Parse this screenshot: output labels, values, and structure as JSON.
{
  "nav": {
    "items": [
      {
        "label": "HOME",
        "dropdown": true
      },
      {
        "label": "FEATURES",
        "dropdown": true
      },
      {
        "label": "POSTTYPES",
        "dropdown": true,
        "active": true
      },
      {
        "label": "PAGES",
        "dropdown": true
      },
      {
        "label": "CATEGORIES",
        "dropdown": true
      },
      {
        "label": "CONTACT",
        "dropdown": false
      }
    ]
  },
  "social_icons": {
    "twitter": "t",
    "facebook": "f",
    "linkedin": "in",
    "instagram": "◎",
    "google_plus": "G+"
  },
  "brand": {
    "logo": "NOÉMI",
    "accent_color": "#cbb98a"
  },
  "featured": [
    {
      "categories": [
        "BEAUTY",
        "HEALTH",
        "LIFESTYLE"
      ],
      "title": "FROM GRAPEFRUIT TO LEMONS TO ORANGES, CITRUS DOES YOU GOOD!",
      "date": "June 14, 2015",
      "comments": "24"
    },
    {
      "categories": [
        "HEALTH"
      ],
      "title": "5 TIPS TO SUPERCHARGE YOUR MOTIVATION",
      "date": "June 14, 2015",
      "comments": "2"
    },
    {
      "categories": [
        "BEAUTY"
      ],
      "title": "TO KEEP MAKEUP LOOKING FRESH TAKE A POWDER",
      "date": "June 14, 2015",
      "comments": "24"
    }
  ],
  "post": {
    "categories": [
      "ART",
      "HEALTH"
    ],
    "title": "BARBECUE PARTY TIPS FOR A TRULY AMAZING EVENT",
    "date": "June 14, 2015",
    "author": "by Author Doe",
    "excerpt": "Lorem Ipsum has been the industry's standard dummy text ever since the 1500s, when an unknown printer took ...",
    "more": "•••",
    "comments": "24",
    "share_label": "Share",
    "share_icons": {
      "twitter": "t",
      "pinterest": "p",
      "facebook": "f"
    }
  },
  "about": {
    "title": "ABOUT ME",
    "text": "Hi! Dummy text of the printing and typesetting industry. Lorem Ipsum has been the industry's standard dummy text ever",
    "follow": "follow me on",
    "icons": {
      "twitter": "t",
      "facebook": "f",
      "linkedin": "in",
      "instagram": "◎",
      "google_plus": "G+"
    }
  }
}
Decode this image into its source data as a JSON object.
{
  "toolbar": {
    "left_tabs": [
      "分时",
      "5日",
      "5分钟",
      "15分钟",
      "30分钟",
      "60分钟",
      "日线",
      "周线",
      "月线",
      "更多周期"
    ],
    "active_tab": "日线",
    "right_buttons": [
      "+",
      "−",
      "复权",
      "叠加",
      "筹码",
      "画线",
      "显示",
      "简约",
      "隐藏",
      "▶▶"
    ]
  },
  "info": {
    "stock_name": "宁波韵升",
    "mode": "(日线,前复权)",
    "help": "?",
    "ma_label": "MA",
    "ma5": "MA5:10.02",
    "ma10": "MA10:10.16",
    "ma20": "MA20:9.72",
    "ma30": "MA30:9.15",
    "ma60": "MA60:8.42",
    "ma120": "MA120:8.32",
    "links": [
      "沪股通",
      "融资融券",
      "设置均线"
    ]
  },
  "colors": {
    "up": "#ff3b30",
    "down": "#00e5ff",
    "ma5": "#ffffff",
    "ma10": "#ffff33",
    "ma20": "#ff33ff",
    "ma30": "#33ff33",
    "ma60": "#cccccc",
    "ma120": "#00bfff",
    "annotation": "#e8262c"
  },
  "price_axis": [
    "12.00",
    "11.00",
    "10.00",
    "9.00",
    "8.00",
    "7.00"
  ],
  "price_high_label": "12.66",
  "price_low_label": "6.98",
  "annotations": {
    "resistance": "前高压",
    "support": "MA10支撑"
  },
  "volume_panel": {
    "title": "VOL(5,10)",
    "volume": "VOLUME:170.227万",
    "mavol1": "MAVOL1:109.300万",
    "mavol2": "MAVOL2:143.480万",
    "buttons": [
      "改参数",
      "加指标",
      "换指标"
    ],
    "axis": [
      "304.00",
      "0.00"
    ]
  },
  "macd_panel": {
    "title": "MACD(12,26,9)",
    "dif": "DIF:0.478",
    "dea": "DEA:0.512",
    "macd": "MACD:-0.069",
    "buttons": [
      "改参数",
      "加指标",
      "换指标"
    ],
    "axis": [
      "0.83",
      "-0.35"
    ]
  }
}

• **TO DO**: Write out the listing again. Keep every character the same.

• **TASK OUTPUT**:
Parse this screenshot: output labels, values, and structure as JSON.
{
  "nav": {
    "items": [
      {
        "label": "HOME",
        "dropdown": true
      },
      {
        "label": "FEATURES",
        "dropdown": true
      },
      {
        "label": "POSTTYPES",
        "dropdown": true,
        "active": true
      },
      {
        "label": "PAGES",
        "dropdown": true
      },
      {
        "label": "CATEGORIES",
        "dropdown": true
      },
      {
        "label": "CONTACT",
        "dropdown": false
      }
    ]
  },
  "social_icons": {
    "twitter": "t",
    "facebook": "f",
    "linkedin": "in",
    "instagram": "◎",
    "google_plus": "G+"
  },
  "brand": {
    "logo": "NOÉMI",
    "accent_color": "#cbb98a"
  },
  "featured": [
    {
      "categories": [
        "BEAUTY",
        "HEALTH",
        "LIFESTYLE"
      ],
      "title": "FROM GRAPEFRUIT TO LEMONS TO ORANGES, CITRUS DOES YOU GOOD!",
      "date": "June 14, 2015",
      "comments": "24"
    },
    {
      "categories": [
        "HEALTH"
      ],
      "title": "5 TIPS TO SUPERCHARGE YOUR MOTIVATION",
      "date": "June 14, 2015",
      "comments": "2"
    },
    {
      "categories": [
        "BEAUTY"
      ],
      "title": "TO KEEP MAKEUP LOOKING FRESH TAKE A POWDER",
      "date": "June 14, 2015",
      "comments": "24"
    }
  ],
  "post": {
    "categories": [
      "ART",
      "HEALTH"
    ],
    "title": "BARBECUE PARTY TIPS FOR A TRULY AMAZING EVENT",
    "date": "June 14, 2015",
    "author": "by Author Doe",
    "excerpt": "Lorem Ipsum has been the industry's standard dummy text ever since the 1500s, when an unknown printer took ...",
    "more": "•••",
    "comments": "24",
    "share_label": "Share",
    "share_icons": {
      "twitter": "t",
      "pinterest": "p",
      "facebook": "f"
    }
  },
  "about": {
    "title": "ABOUT ME",
    "text": "Hi! Dummy text of the printing and typesetting industry. Lorem Ipsum has been the industry's standard dummy text ever",
    "follow": "follow me on",
    "icons": {
      "twitter": "t",
      "facebook": "f",
      "linkedin": "in",
      "instagram": "◎",
      "google_plus": "G+"
    }
  }
}
Decode this image into its source data as a JSON object.
{
  "toolbar": {
    "left_tabs": [
      "分时",
      "5日",
      "5分钟",
      "15分钟",
      "30分钟",
      "60分钟",
      "日线",
      "周线",
      "月线",
      "更多周期"
    ],
    "active_tab": "日线",
    "right_buttons": [
      "+",
      "−",
      "复权",
      "叠加",
      "筹码",
      "画线",
      "显示",
      "简约",
      "隐藏",
      "▶▶"
    ]
  },
  "info": {
    "stock_name": "宁波韵升",
    "mode": "(日线,前复权)",
    "help": "?",
    "ma_label": "MA",
    "ma5": "MA5:10.02",
    "ma10": "MA10:10.16",
    "ma20": "MA20:9.72",
    "ma30": "MA30:9.15",
    "ma60": "MA60:8.42",
    "ma120": "MA120:8.32",
    "links": [
      "沪股通",
      "融资融券",
      "设置均线"
    ]
  },
  "colors": {
    "up": "#ff3b30",
    "down": "#00e5ff",
    "ma5": "#ffffff",
    "ma10": "#ffff33",
    "ma20": "#ff33ff",
    "ma30": "#33ff33",
    "ma60": "#cccccc",
    "ma120": "#00bfff",
    "annotation": "#e8262c"
  },
  "price_axis": [
    "12.00",
    "11.00",
    "10.00",
    "9.00",
    "8.00",
    "7.00"
  ],
  "price_high_label": "12.66",
  "price_low_label": "6.98",
  "annotations": {
    "resistance": "前高压",
    "support": "MA10支撑"
  },
  "volume_panel": {
    "title": "VOL(5,10)",
    "volume": "VOLUME:170.227万",
    "mavol1": "MAVOL1:109.300万",
    "mavol2": "MAVOL2:143.480万",
    "buttons": [
      "改参数",
      "加指标",
      "换指标"
    ],
    "axis": [
      "304.00",
      "0.00"
    ]
  },
  "macd_panel": {
    "title": "MACD(12,26,9)",
    "dif": "DIF:0.478",
    "dea": "DEA:0.512",
    "macd": "MACD:-0.069",
    "buttons": [
      "改参数",
      "加指标",
      "换指标"
    ],
    "axis": [
      "0.83",
      "-0.35"
    ]
  }
}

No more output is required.